Council Speaker Christine Quinn, in whose district the project is located, gave her strong support for it at a press conference before today's meeting of the City Council. More below.
The battle for the soul of New York—or at least for its skyline
—was over before it even really began. The City Council Land Use Committee just voted in favor of Vornado's roughly 1,200-foot, Pelli Clarke Pelli-designed 15 Penn Plaza, apparently unswayed by complaints from the owner
of the Empire State Building, Anthony Malkin, that it would ruin views of his iconic tower, and thus the city as a whole. In fact, the issue of the skyline barely even came up, and when it did, the council members, who voted 19-1 for the tower, essentially said New York must build to remain great. "I think it's a project the city needs," said Councilman Daniel Holleran, a Staten Island Republican. The bigger issue, by far, than the dueling towers was that of who would build 15 Penn Plaza, namely MWBEs.
That's the policy shorthand for women- and minority-owned business enterprises. The council, like the city, is majority minority, and so ensuring employment for minorities, particularly in the notoriously cosseted construction industry is often a high priority. When Vornado showed up at Monday's hearings without a specific plan for how it would ensure a portion of the contractors on the project would be MWBEs, the committee members were displeased. Council
Albert Vann asked if the company even had any sort of minority hiring practices, to which the head of the New York Office, David Greenbaum, joked that he was not sure but had had a party recently at which there were many women, and his wife asked which were employs and which were spouses and he said, with a chuckle, that it was more of the former. James was not amused.
Vornado proffered a last minute MWBE plan before today's vote, calling for at least 15 percent of all construction work to be done by MWBEs. Whether the project would have been torpedoed without it is hard to say, but it did little to assuage council members complaints at the same time they overwhelmingly voted for the project. James Saunders, one of the council's lions on MWBE issues, made his frustration known. "This is a tepid response to a need, a very tepid response," he said of the new MWBE plan. "We can't go on like this. That we even have to have this discussion shows that there needs to be some real dialogue here." Holleran expressed disappointment that the council does not use its limited leverage over such projects to extract more concessions early on than at the very end, when development projects have essentially reached the stage of fait accompli.
Not that it would have mattered if there was any real opposition, as the mayor cast his considerable weight behind the project yesterday, according to
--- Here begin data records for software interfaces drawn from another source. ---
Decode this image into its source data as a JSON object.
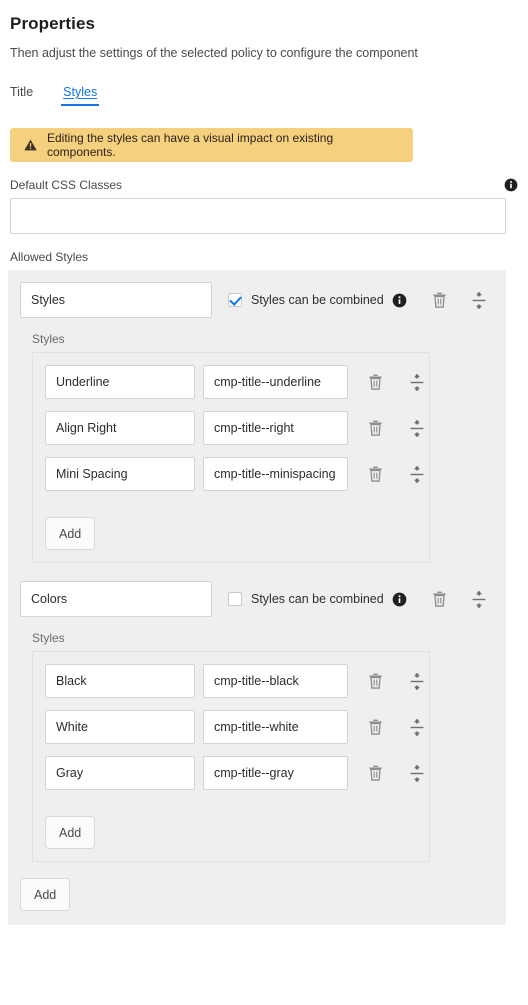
{
  "header": {
    "title": "Properties",
    "subtitle": "Then adjust the settings of the selected policy to configure the component"
  },
  "tabs": [
    {
      "label": "Title",
      "active": false
    },
    {
      "label": "Styles",
      "active": true
    }
  ],
  "warning": {
    "icon": "warning-triangle-icon",
    "text": "Editing the styles can have a visual impact on existing components.",
    "bg_color": "#f5d07f"
  },
  "default_css": {
    "label": "Default CSS Classes",
    "value": "",
    "placeholder": "",
    "info_icon": "info-icon"
  },
  "allowed_styles": {
    "label": "Allowed Styles",
    "add_group_label": "Add",
    "groups": [
      {
        "name": "Styles",
        "combined_label": "Styles can be combined",
        "combined_checked": true,
        "styles_sub_label": "Styles",
        "add_label": "Add",
        "rows": [
          {
            "title": "Underline",
            "css_class": "cmp-title--underline"
          },
          {
            "title": "Align Right",
            "css_class": "cmp-title--right"
          },
          {
            "title": "Mini Spacing",
            "css_class": "cmp-title--minispacing"
          }
        ]
      },
      {
        "name": "Colors",
        "combined_label": "Styles can be combined",
        "combined_checked": false,
        "styles_sub_label": "Styles",
        "add_label": "Add",
        "rows": [
          {
            "title": "Black",
            "css_class": "cmp-title--black"
          },
          {
            "title": "White",
            "css_class": "cmp-title--white"
          },
          {
            "title": "Gray",
            "css_class": "cmp-title--gray"
          }
        ]
      }
    ]
  },
  "icons": {
    "info": "info-icon",
    "delete": "trash-icon",
    "reorder": "drag-reorder-icon"
  },
  "colors": {
    "accent": "#1473e6",
    "panel_bg": "#efefef",
    "warning_bg": "#f5d07f",
    "border": "#d3d3d3"
  }
}
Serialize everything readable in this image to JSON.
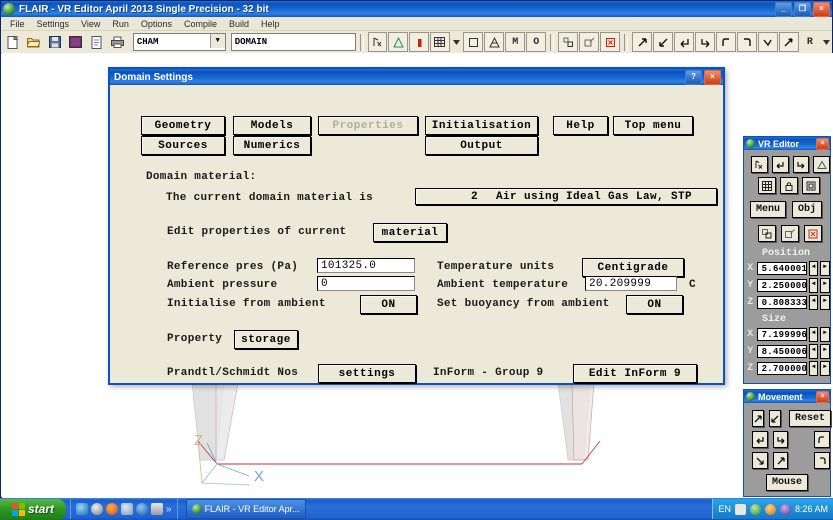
{
  "app": {
    "title": "FLAIR - VR Editor April 2013 Single Precision - 32 bit",
    "minimize": "_",
    "restore": "❐",
    "close": "×",
    "menu": [
      "File",
      "Settings",
      "View",
      "Run",
      "Options",
      "Compile",
      "Build",
      "Help"
    ],
    "toolbar": {
      "case_combo_value": "CHAM",
      "case_combo_arrow": "▼",
      "title_field_value": "DOMAIN",
      "icons": [
        "new-file-icon",
        "open-folder-icon",
        "save-disk-icon",
        "palette-icon",
        "document-icon",
        "print-icon"
      ],
      "tool_icons": [
        "cursor-probe-icon",
        "triangle-icon",
        "red-block-icon",
        "grid-icon",
        "dropdown-arrow-icon",
        "square-icon",
        "cone-icon",
        "letter-m-icon",
        "letter-o-icon",
        "small-object-icon",
        "edit-object-icon",
        "delete-object-icon",
        "arrow-up-right-icon",
        "arrow-down-left-icon",
        "arrow-return-icon",
        "arrow-hook-icon",
        "rotate-left-icon",
        "rotate-right-icon",
        "arrow-down-icon",
        "arrow-up-icon"
      ],
      "r_label": "R",
      "r_arrow": "▼"
    }
  },
  "viewport": {
    "axis_z": "Z",
    "axis_x": "X"
  },
  "dialog": {
    "title": "Domain Settings",
    "help_btn": "?",
    "close_btn": "×",
    "top_buttons_row1": [
      {
        "label": "Geometry",
        "name": "geometry-button",
        "disabled": false
      },
      {
        "label": "Models",
        "name": "models-button",
        "disabled": false
      },
      {
        "label": "Properties",
        "name": "properties-button",
        "disabled": true
      },
      {
        "label": "Initialisation",
        "name": "initialisation-button",
        "disabled": false
      },
      {
        "label": "Help",
        "name": "help-button",
        "disabled": false
      },
      {
        "label": "Top menu",
        "name": "top-menu-button",
        "disabled": false
      }
    ],
    "top_buttons_row2": [
      {
        "label": "Sources",
        "name": "sources-button",
        "disabled": false
      },
      {
        "label": "Numerics",
        "name": "numerics-button",
        "disabled": false
      },
      {
        "label": "Output",
        "name": "output-button",
        "disabled": false
      }
    ],
    "section_material_heading": "Domain material:",
    "current_material_label": "The current domain material is",
    "current_material_index": "2",
    "current_material_name": "Air using Ideal Gas Law, STP",
    "edit_properties_label": "Edit properties of current",
    "edit_properties_button": "material",
    "reference_pressure_label": "Reference pres (Pa)",
    "reference_pressure_value": "101325.0",
    "ambient_pressure_label": "Ambient pressure",
    "ambient_pressure_value": "0",
    "initialise_from_ambient_label": "Initialise from ambient",
    "initialise_from_ambient_value": "ON",
    "temperature_units_label": "Temperature units",
    "temperature_units_value": "Centigrade",
    "ambient_temperature_label": "Ambient temperature",
    "ambient_temperature_value": "20.209999",
    "ambient_temperature_unit": "C",
    "set_buoyancy_label": "Set buoyancy from ambient",
    "set_buoyancy_value": "ON",
    "property_label": "Property",
    "property_button": "storage",
    "prandtl_label": "Prandtl/Schmidt Nos",
    "prandtl_button": "settings",
    "inform_label": "InForm - Group 9",
    "inform_button": "Edit InForm 9"
  },
  "vr_editor": {
    "title": "VR Editor",
    "close": "×",
    "row1_icons": [
      "probe-tool-icon",
      "import-arrow-icon",
      "export-arrow-icon",
      "shape-icon"
    ],
    "row2_icons": [
      "grid-view-icon",
      "lock-icon",
      "object-box-icon"
    ],
    "menu_button": "Menu",
    "obj_button": "Obj",
    "row3_icons": [
      "duplicate-object-icon",
      "edit-geometry-icon",
      "delete-icon"
    ],
    "position_heading": "Position",
    "size_heading": "Size",
    "position": [
      {
        "axis": "X",
        "value": "5.640001"
      },
      {
        "axis": "Y",
        "value": "2.250000"
      },
      {
        "axis": "Z",
        "value": "0.808333"
      }
    ],
    "size": [
      {
        "axis": "X",
        "value": "7.199996"
      },
      {
        "axis": "Y",
        "value": "8.450006"
      },
      {
        "axis": "Z",
        "value": "2.700000"
      }
    ],
    "spin_left": "◄",
    "spin_right": "►"
  },
  "movement": {
    "title": "Movement",
    "close": "×",
    "icons": [
      "move-up-right-icon",
      "move-down-left-icon",
      "move-return-left-icon",
      "move-return-right-icon",
      "move-down-icon",
      "move-up-icon"
    ],
    "reset_button": "Reset",
    "rotate_left_icon": "rotate-ccw-icon",
    "rotate_right_icon": "rotate-cw-icon",
    "mouse_button": "Mouse"
  },
  "taskbar": {
    "start_label": "start",
    "quick_icons": [
      "ie-browser-icon",
      "media-player-icon",
      "firefox-icon",
      "msn-icon",
      "outlook-icon",
      "notepad-icon"
    ],
    "quick_overflow": "»",
    "task_label": "FLAIR - VR Editor Apr...",
    "tray_lang": "EN",
    "tray_icons": [
      "network-icon",
      "volume-icon",
      "shield-icon",
      "usb-icon"
    ],
    "clock": "8:26 AM"
  },
  "colors": {
    "title_blue": "#0a52bd",
    "dialog_face": "#ece9d8",
    "panel_gray": "#9c9c9c",
    "accent_red": "#cc2200"
  }
}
the Wall Street Journal
"I don't understand that. You know, anybody that builds a building in New York City changes its skyline. We don't have to run around to every other owner and apologize," he said. "This is something that's great for this city."
"Competition's a wonderful thing. One guy owns a building. He'd like to have it be the only tall building," he added. "I'm sorry that's not the real world, nor should it be."
Malkin was not at today's vote. And perhaps its was with good reason that the council did not take up his position. As our colleague Eliot Brown points out
over at the Observer
, the skyline fight is not that disimilar to the one over the Ground Zero "Mosque," in that it's a supremely local issue that has been given over to if not irrational than at least emotional pleas for something locals could care less about. After all, we're only ruining the view from Jersey. Yet again, the debate surrounding this project was only nominally about the project at hand.
When we asked Speaker Quinn about the merits of such a large, even overbuilt project—it's 42 percent larger than current zoning allows, going from a 12 FAR to an 18 (though mind you the Empire State Building is a whopping 35, so who's dwarfing whom exactly?)—she said she was fine with it. "I think given that this is 34th Street, 33rd Street, and 7th Avenue, one of the most commercial areas in the city of New York, this is an appropriate place for dense development." (The project is actually located between 33rd Street and 32nd Street.)
Quinn even went so far as to compare the unbuilt 15 Penn Plaza to many of the city's other iconic office towers, calling it a modern day Rockefeller Center, something the city needs more of. "Our position is about Midtown business district expanding into the 21st Century," Quinn said. "As it is, we're not on par with some of our competitors, say London or Hong Kong. In the middle of this recession, what this say is New York is coming out of this, and coming out on top."
Quinn said that she was happy with the MWBE agreement that had been reached with Vornado while also stressing that such matters were not technically under the purvey of the city's land-use review process. When we asked if they should be, Quinn demurred.
On a less demure note, Curbed
that the real reason Malkin is so opposed to 15 Penn Plaza is because it's potentially throwing off the feng shui of his tower, killing the "life force" of the Empire State Building and thus a deal with a business from Hong Kong to lease space in the tower. And now we've heard everything.